"Your eyes will burn, and the water smells like diesel fuel," the Santa Monica film production supervisor said of his past run-ins with polluted surf. The result, he said, feels like 24-hour flu, including nausea and diarrhea.
Contact with contaminated water can lead to a variety of nasty waterborne ailments. Ear, nose and eye infections are the most common illnesses, health officials say, as are skin rashes. Gastroenteritis (which can cause several days of vomiting and diarrhea) and staph infections that only antibiotics can clear up are also possible.
Huntington Beach surfing legend Timmy Turner recently survived two brain surgeries to treat complications from a severe staph infection caused by an infected surfing wound.
A less frequent but also potentially serious illness caused by exposure to contaminated ocean water is hepatitis A, an inflammation of the liver. The condition, which requires rest and hydration, has no quick drug treatment.
Public health officials don't keep track of the number of Southern Californians who become ill from swimming or surfing in the ocean. But lifeguards suspect that number is on the rise based on the legions of surfers they see ignoring beach closure signs and venturing into the waves shortly after a rainstorm. Health experts suggest surfers stay out of the water for 72 hours after a rain to avoid the trash, oil and other muck that rainwater carries into the sea.
Viruses and bacteria in the water attack surfers and other beachgoers by entering through the mouth, ears, eyes and open wounds, said Dr. Eric Savitsky, a longtime surfer and a UCLA associate professor of emergency medicine. Wet suits don't protect against skin rashes because the suits are designed to keep a warm layer of water between the skin and the suit. Some surfers try to cut their risks by wearing earplugs or shutting their eyes and mouths while ducking under waves, but Savitsky says such precautions are virtually useless.
The best way to avoid waterborne illnesses is to stay out of the surf after a sewage spill or a downpour and rinse off with fresh water after each venture into the ocean, he said.
"I think the lure of good surf weighs heavily on the minds of the surfers," said Mike Silvestri, a lifeguard supervisor at San Diego's Carlsbad beach who is well accustomed to surfers' indifference toward health warnings.
"We try to do the best we can to explain that we've had lifeguards get sick from going out on rescues," he said.
At Manhattan Beach, a thirtysomething surfer in a full-length wet suit pulled his board from the water and sauntered past a bright yellow sign in the sand warning "Keep Out. Sewage contaminated water." Although the conditions were great for surfing, a whiff of sewage drifted through the air.
The die-hard surfer, who identified himself only as Blake, said he has been surfing South Bay beaches for 15 years and has never been ill from water contamination.
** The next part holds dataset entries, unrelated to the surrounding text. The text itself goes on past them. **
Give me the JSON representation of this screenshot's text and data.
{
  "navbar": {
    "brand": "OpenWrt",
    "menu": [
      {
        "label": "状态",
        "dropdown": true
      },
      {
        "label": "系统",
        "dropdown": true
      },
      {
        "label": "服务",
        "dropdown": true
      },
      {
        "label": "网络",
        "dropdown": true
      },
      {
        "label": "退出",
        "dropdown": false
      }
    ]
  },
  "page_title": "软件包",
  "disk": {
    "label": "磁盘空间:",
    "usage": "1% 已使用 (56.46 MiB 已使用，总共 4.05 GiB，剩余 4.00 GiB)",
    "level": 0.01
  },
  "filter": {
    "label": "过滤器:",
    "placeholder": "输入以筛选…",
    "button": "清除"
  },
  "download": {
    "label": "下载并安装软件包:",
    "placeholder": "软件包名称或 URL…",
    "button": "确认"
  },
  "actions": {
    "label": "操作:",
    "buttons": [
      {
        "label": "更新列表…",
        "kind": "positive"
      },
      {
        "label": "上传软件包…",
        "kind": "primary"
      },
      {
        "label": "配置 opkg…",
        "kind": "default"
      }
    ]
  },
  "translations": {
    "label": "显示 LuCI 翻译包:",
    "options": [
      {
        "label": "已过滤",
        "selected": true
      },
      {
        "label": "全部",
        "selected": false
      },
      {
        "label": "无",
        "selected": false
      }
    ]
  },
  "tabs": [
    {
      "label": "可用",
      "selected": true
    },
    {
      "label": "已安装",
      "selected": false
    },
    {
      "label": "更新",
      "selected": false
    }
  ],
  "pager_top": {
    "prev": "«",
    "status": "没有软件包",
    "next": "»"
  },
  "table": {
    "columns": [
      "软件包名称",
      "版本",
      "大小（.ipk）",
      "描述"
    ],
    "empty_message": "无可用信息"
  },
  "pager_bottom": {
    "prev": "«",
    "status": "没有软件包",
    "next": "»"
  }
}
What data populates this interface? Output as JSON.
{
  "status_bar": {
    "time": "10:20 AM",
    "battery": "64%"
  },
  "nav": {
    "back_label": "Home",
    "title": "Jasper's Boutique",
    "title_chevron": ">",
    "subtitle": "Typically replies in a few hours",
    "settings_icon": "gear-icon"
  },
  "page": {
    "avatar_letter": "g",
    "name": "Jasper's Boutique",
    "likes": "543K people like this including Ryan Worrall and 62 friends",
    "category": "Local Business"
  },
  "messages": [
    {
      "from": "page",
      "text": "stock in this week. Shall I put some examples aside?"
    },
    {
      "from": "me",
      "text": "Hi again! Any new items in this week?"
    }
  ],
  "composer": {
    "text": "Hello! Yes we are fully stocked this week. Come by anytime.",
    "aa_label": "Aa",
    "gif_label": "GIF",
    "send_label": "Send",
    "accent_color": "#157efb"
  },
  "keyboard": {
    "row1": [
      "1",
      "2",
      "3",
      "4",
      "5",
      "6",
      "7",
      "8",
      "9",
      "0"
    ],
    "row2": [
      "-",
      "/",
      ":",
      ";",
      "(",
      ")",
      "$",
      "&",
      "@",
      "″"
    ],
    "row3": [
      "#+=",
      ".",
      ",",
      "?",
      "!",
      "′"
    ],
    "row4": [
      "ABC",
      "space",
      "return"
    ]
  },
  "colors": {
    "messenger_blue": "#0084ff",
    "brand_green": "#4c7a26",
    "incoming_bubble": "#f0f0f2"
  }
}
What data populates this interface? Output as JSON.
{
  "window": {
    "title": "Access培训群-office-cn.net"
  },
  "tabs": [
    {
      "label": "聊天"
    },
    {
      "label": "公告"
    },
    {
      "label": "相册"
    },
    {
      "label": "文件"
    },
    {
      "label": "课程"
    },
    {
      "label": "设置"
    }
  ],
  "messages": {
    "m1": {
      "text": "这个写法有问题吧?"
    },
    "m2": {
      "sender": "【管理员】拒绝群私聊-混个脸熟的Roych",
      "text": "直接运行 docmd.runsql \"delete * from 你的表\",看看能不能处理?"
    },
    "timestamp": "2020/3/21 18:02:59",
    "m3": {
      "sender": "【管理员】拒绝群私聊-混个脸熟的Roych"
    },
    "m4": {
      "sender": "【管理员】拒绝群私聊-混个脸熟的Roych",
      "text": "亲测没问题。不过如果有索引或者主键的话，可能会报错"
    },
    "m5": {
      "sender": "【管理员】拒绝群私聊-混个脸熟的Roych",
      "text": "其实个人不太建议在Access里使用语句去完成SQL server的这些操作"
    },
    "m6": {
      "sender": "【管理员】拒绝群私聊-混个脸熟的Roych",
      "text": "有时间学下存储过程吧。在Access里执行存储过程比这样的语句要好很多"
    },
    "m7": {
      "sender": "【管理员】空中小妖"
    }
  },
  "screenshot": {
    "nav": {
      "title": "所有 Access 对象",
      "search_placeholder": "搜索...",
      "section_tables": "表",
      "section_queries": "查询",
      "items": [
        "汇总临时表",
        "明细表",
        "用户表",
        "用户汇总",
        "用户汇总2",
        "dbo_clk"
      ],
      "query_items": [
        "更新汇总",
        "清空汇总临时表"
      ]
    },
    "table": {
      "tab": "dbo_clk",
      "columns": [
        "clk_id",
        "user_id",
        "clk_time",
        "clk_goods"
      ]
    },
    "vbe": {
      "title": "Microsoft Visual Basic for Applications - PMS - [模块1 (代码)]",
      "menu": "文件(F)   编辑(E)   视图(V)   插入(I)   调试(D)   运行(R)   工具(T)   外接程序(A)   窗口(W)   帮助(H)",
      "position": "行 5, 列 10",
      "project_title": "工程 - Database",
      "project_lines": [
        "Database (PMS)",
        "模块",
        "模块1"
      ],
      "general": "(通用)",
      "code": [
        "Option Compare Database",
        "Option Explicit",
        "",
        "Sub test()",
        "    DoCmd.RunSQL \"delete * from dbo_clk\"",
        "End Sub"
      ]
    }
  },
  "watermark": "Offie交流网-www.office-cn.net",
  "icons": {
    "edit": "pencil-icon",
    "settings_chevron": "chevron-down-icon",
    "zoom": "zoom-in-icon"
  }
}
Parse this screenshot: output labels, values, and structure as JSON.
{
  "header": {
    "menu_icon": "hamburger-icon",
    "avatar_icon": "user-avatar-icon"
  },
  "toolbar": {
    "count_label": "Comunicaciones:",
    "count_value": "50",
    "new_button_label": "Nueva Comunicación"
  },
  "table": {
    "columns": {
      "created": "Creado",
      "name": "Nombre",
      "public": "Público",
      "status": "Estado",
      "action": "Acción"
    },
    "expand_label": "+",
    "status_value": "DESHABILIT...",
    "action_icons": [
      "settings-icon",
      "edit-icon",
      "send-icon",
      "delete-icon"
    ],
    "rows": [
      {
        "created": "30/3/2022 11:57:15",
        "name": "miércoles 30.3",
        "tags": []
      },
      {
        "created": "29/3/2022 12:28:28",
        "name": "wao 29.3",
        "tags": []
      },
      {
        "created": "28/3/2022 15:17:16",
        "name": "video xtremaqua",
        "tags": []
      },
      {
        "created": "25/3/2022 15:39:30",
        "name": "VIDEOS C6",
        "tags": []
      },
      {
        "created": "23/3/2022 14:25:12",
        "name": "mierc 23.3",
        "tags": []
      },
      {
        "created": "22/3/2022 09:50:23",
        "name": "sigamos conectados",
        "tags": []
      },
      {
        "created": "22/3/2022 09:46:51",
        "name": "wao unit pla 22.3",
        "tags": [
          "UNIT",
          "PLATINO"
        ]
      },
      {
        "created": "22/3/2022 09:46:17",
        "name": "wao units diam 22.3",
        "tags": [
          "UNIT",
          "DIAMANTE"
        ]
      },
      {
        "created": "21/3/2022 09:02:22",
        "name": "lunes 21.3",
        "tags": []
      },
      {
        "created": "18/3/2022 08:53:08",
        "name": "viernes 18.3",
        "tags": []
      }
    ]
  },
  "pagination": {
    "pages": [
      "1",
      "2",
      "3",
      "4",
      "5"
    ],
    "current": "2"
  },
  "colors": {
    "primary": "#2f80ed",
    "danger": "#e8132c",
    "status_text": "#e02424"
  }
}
Maybe he's built up an immunity to it, he said. "I figure I'm in it every day, so it's all good," he said before rinsing off at a nearby public bathroom.
Up the coast about 10 miles away, Michael Sweeney, an electrician from Carpinteria, was squeezing out of his wet suit after surfing at Will Rogers State Beach. He says he looks for beach closure signs but usually lets his nose be his guide on hazardous surf conditions.
"If it totally doesn't pass the smell test, no matter what, you just don't go out," he said.
But Sweeney's technique has not always served him well. He recalled surfing several years ago off San Diego County's Imperial Beach, after a sewage spill in Tijuana, when a dead cow floated by his surfboard.
"That is when I said, 'I'm outta here!' " Sweeney said.